┌────────

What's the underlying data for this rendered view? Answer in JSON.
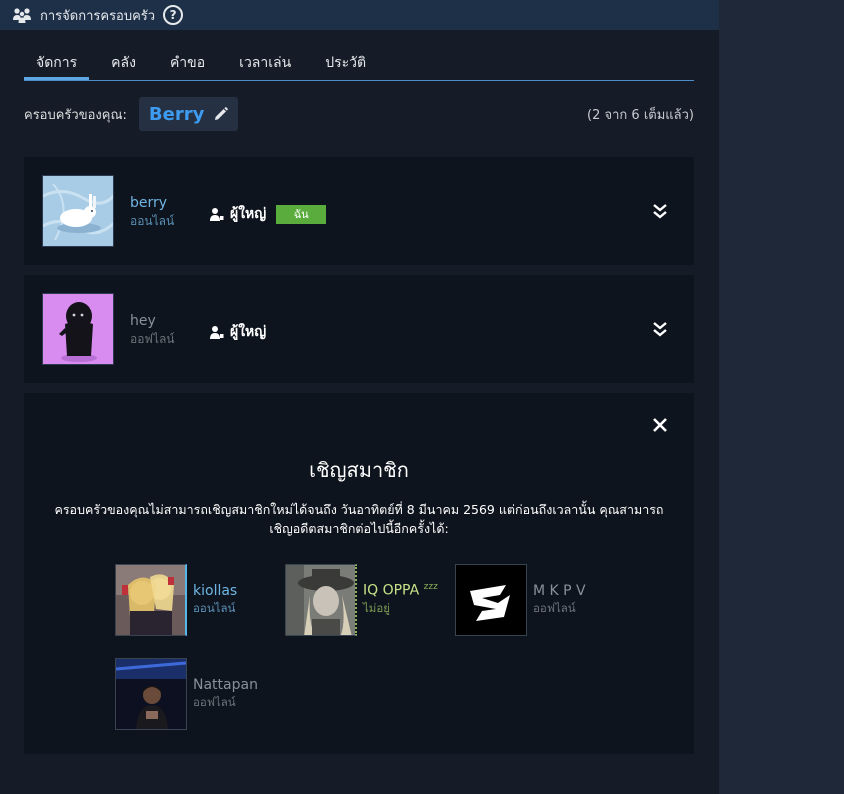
{
  "header": {
    "title": "การจัดการครอบครัว",
    "help": "?",
    "icon": "family-icon"
  },
  "tabs": [
    {
      "label": "จัดการ",
      "active": true
    },
    {
      "label": "คลัง",
      "active": false
    },
    {
      "label": "คำขอ",
      "active": false
    },
    {
      "label": "เวลาเล่น",
      "active": false
    },
    {
      "label": "ประวัติ",
      "active": false
    }
  ],
  "family": {
    "label": "ครอบครัวของคุณ:",
    "name": "Berry",
    "count": "(2 จาก 6 เต็มแล้ว)"
  },
  "members": [
    {
      "name": "berry",
      "status": "ออนไลน์",
      "role": "ผู้ใหญ่",
      "badge": "ฉัน"
    },
    {
      "name": "hey",
      "status": "ออฟไลน์",
      "role": "ผู้ใหญ่"
    }
  ],
  "invite": {
    "title": "เชิญสมาชิก",
    "text": "ครอบครัวของคุณไม่สามารถเชิญสมาชิกใหม่ได้จนถึง วันอาทิตย์ที่ 8 มีนาคม 2569 แต่ก่อนถึงเวลานั้น คุณสามารถเชิญอดีตสมาชิกต่อไปนี้อีกครั้งได้:",
    "friends": [
      {
        "name": "kiollas",
        "status": "ออนไลน์"
      },
      {
        "name": "IQ OPPA",
        "status": "ไม่อยู่",
        "zzz": "zzz"
      },
      {
        "name": "M K P V",
        "status": "ออฟไลน์"
      },
      {
        "name": "Nattapan",
        "status": "ออฟไลน์"
      }
    ]
  },
  "colors": {
    "accent": "#3d9bf0",
    "online": "#6fb5e4",
    "away": "#c6e389",
    "badge": "#5aad3c"
  }
}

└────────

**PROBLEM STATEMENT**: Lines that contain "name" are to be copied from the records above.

**SOLUTION FOR THIS PROBLEM**:
    "name": "Berry",
      "name": "berry",
      "name": "hey",
        "name": "kiollas",
        "name": "IQ OPPA",
        "name": "M K P V",
        "name": "Nattapan",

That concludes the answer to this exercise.